When I turned over the jubilee issue I couldn't believe my eyes. The editor had reprinted a few pages of the first German edition of September 1948: Das Beste aus (Best of) Reader’s Digest for the price of 1 Deutsche Mark (DM).  Only three months earlier, on June 20, 1948, Germany’s zones occupied by the western allies had the German currency reformed changing from Reichsmark to Deutsche Mark.

In 1948 one DM was a lot of money for which you could buy four loaves of bread of one pound each. At that time a good monthly salary was around 400 DM and we had to change 4.20 DM for a dollar.

Today an issue of the German edition of Reader’s Digest costs 4,20 euro, an increase in price by a factor of 8.5 while good monthly salaries are around 3000 euro, i.e., a factor of 15 higher than in 1948. For the present price of an issue of RD nowadays you only get two loaves of bread while a dollar is worth 0.88 euro being equivalent to 1.76 DM.

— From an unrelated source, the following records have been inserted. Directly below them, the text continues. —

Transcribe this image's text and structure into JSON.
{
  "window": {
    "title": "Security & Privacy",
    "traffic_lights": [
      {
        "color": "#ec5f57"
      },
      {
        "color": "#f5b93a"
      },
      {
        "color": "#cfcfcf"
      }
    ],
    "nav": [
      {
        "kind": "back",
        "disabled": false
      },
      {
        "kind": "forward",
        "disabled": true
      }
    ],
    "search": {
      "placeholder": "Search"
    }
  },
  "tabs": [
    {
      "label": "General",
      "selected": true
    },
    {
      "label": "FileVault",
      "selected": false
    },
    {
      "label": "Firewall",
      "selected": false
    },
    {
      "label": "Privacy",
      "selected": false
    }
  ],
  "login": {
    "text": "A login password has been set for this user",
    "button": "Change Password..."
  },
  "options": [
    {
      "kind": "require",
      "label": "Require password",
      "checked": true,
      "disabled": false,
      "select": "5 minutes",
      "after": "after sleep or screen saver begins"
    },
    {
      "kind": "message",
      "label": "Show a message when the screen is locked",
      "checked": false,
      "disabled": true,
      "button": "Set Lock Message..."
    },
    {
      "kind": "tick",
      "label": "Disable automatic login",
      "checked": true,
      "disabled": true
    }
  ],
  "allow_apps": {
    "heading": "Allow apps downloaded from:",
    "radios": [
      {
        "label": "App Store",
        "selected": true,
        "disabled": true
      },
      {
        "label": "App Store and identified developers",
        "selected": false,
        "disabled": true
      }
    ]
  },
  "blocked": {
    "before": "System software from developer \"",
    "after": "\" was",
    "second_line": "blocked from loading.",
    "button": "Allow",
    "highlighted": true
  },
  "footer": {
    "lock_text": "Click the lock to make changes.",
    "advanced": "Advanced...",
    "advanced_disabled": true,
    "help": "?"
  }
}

Yes, times have changed, but I was all electrified remembering that as a high school student shortly after the war Best of Reader’s Digest was a revelation for me. Three years after the war I read unknown facts about the world that opened my eyes and that I did not find in my boring German textbooks. Mind you textbooks for schools were subject of approval by the three western occupying forces. I still have my original Latin textbook and the English grammar book with the following imprimatur:

The permission by the three occupying forces in the order of their importance
 "the US, the UK, and France" or in alphabetical order "America, Britain, and France?"
With trembling hands, I opened the few pages of the reprint of 1948.

The great narrator Archibald Joseph Cronin unknown to me at that time was the author of the first article but the second contribution about Galileo Galilei I certainly had read as an adolescent. Was this the spark that decided on my later studies and profession?

The monthly issues of Reader’s Digest accompanied me through the years up to my graduation from high-school. I remember that I even kept a collection of those booklets. Nowadays I realize that Reader's Digest was one of the many efforts by the US to re-educate the German people, a seed that fell on fertile grounds in my case.

A somewhat timid advertising by the German Ford factory
located in Cologne and destroyed completely during the war,
but in 1948 already producing trucks for a special performance:
Strong - reliable and rapid in the service of reconstruction.
Note: No passenger cars were built at that time.